This whole experience has been so healing. It took me a long time to realize that I was in mourning. I still have my child and he is still for the most part healthy and happy. However, life has completely changed for our family. Things aren't so simple. Everything is meticulously calculated and planned out. I didn't realize how simple things had been before. We had been stuck in survival mode just trying to adjust to the new day to day tasks that I never actually took the time to think about how much this all, for the lack of a better word, SUCKS. I was mourning for the loss of the carefree life of my son. I was mourning the fact that my child was now faced with more grown up things, that he has been faced with his mortality, that he now sees a therapist, the fact that he has more doctors than the rest of us combined. Life seemed difficult before but I now long for the simplicity of being able to say, "Just grab something to eat," to my hungry child. Our life these last few months has been defined as before and after. Now we are slowly being able to say once again, here and now.
In the last 2 weeks we have raised over $2000 and it's growing more everyday. I know we have not come this far on our own. I know the Lord's hand has guided us every step of the way. I was reminded of this the other night as we were having family prayer before bed. It was Connor's turn. As he went through the normal, thank you for this day, thank you for our family, etc. I was overwhelmed when I heard my sweet son say, "Please bless those that have helped us with my fundraiser. Please help them to know how thankful we are for them." And I am, SO thankful for them. I will never be able to fully express the gratitude I have for the many people who have so greatly blessed our family.
These last few weeks I have been taught so much. My family has been strengthened and brought closer together. The tender wounds we all bear have begun to heal. I have been reminded of the power of prayer. I have learned to have faith in what the Lord can do. And, to dream bigger. I have learned that even though it is hard to ask for help that people are kind and more generous than I thought possible. That in order to bear our own burdens we must sometimes lighten the load for someone else.
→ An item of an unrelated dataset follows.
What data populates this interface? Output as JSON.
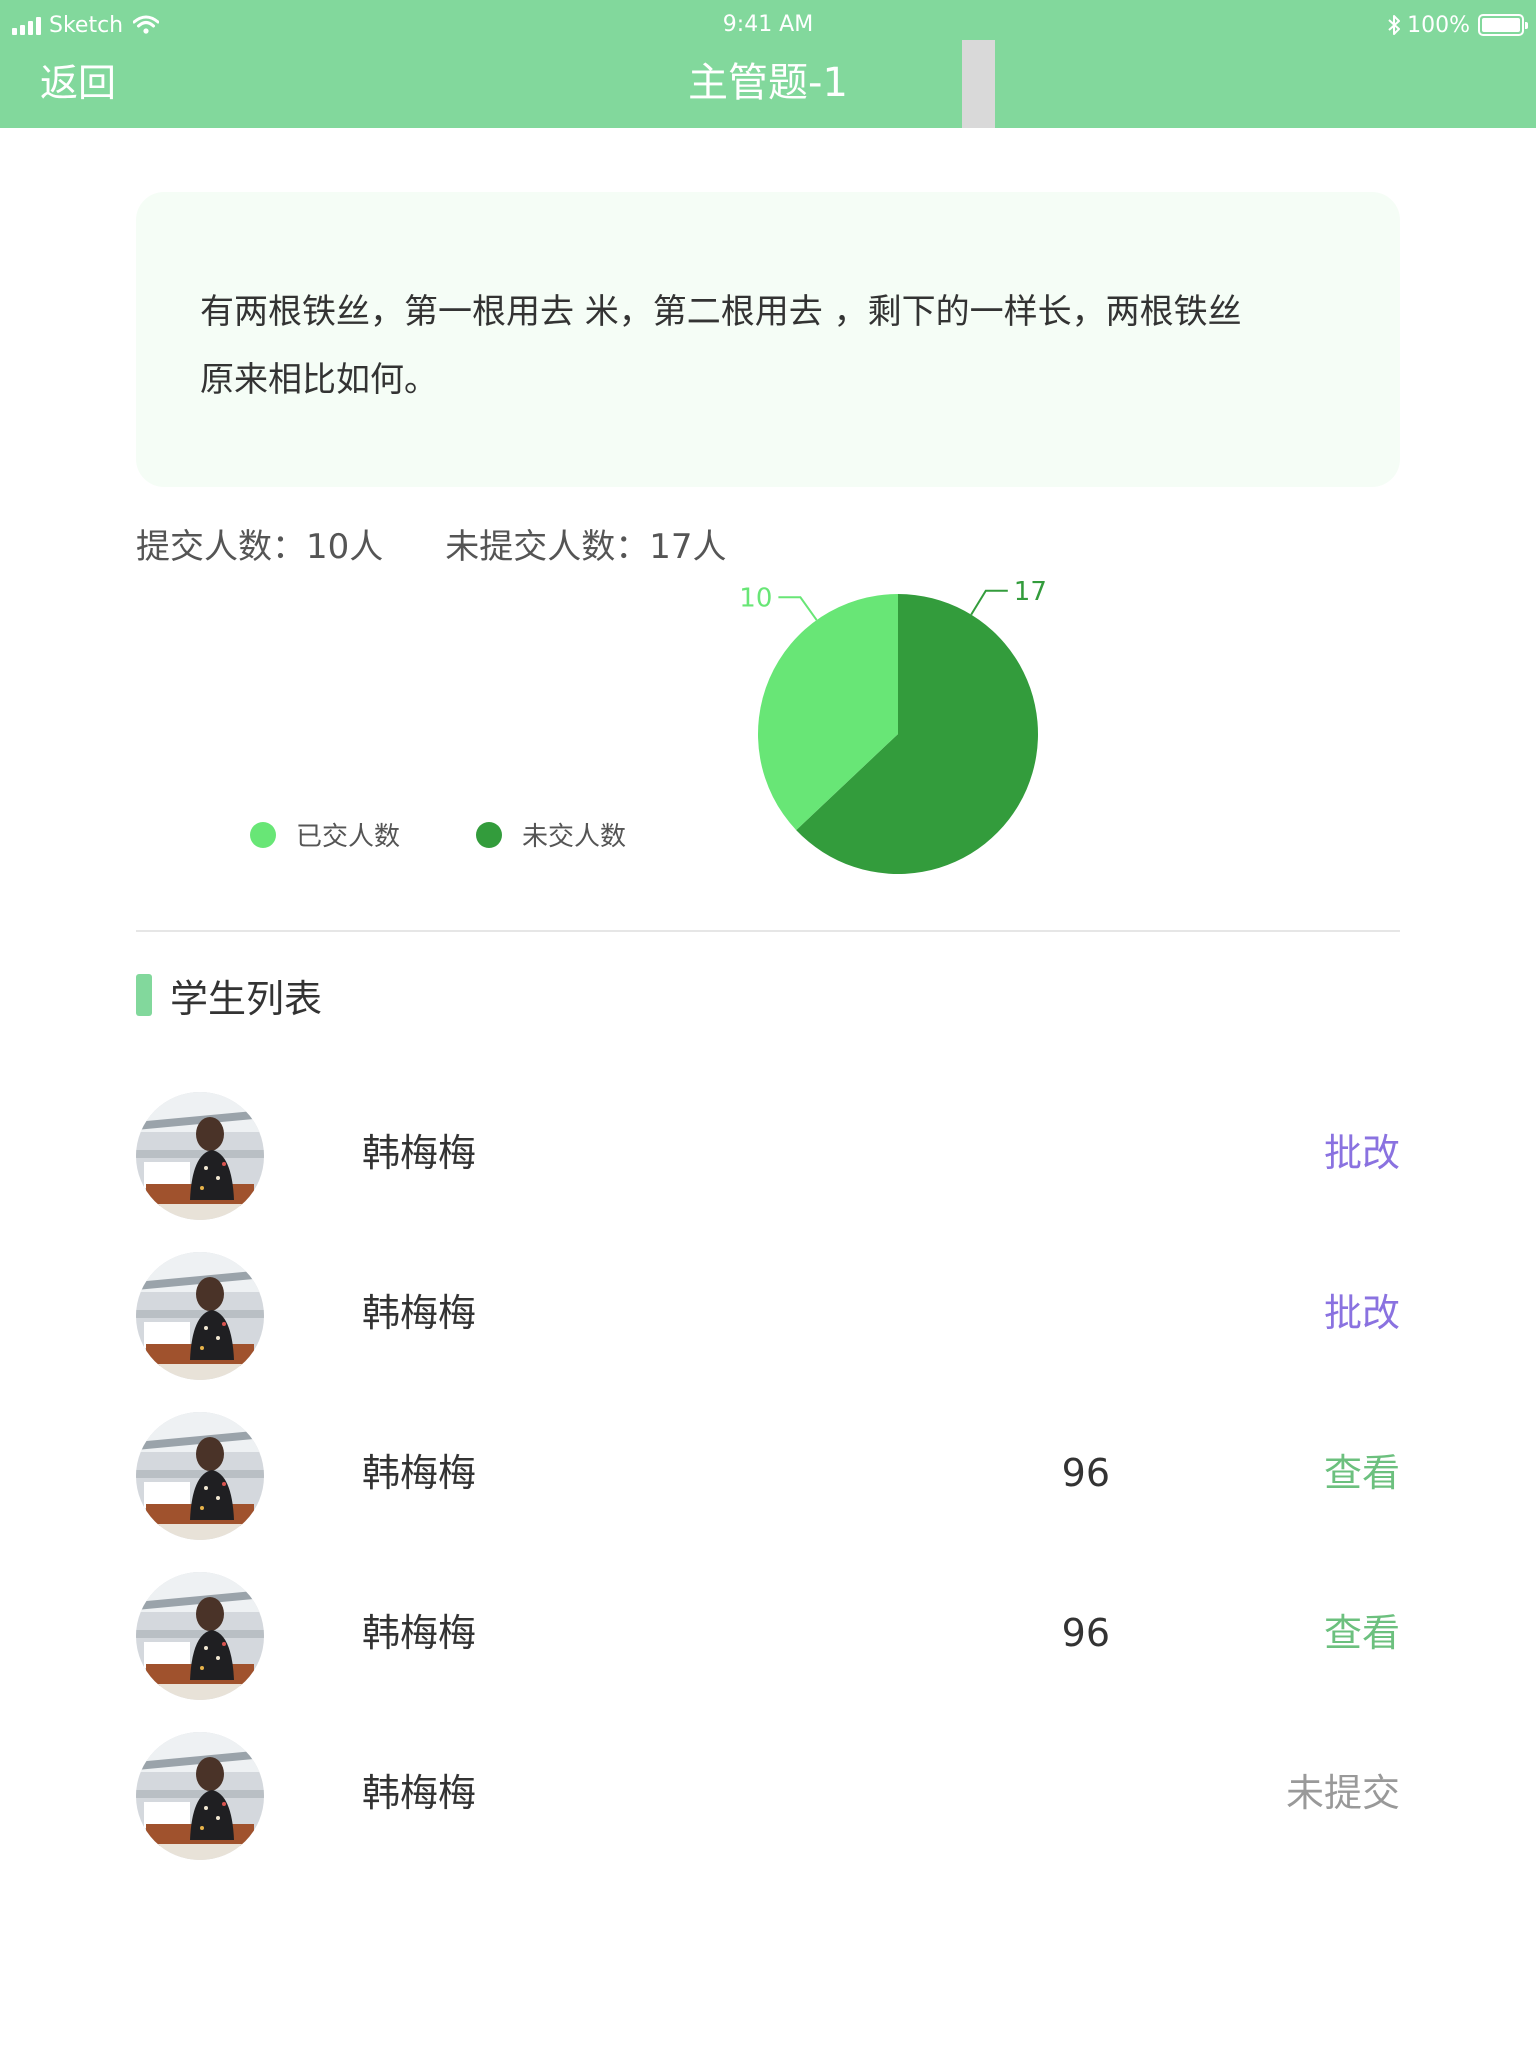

I have always believed in miracles. But, I now can say I've have been witness to one. That we have come so close to reaching our goal in such a short amount of time and how it has impacted our lives forever truly has been miraculous and it makes my soul want to cry out, "My God how great Thou art."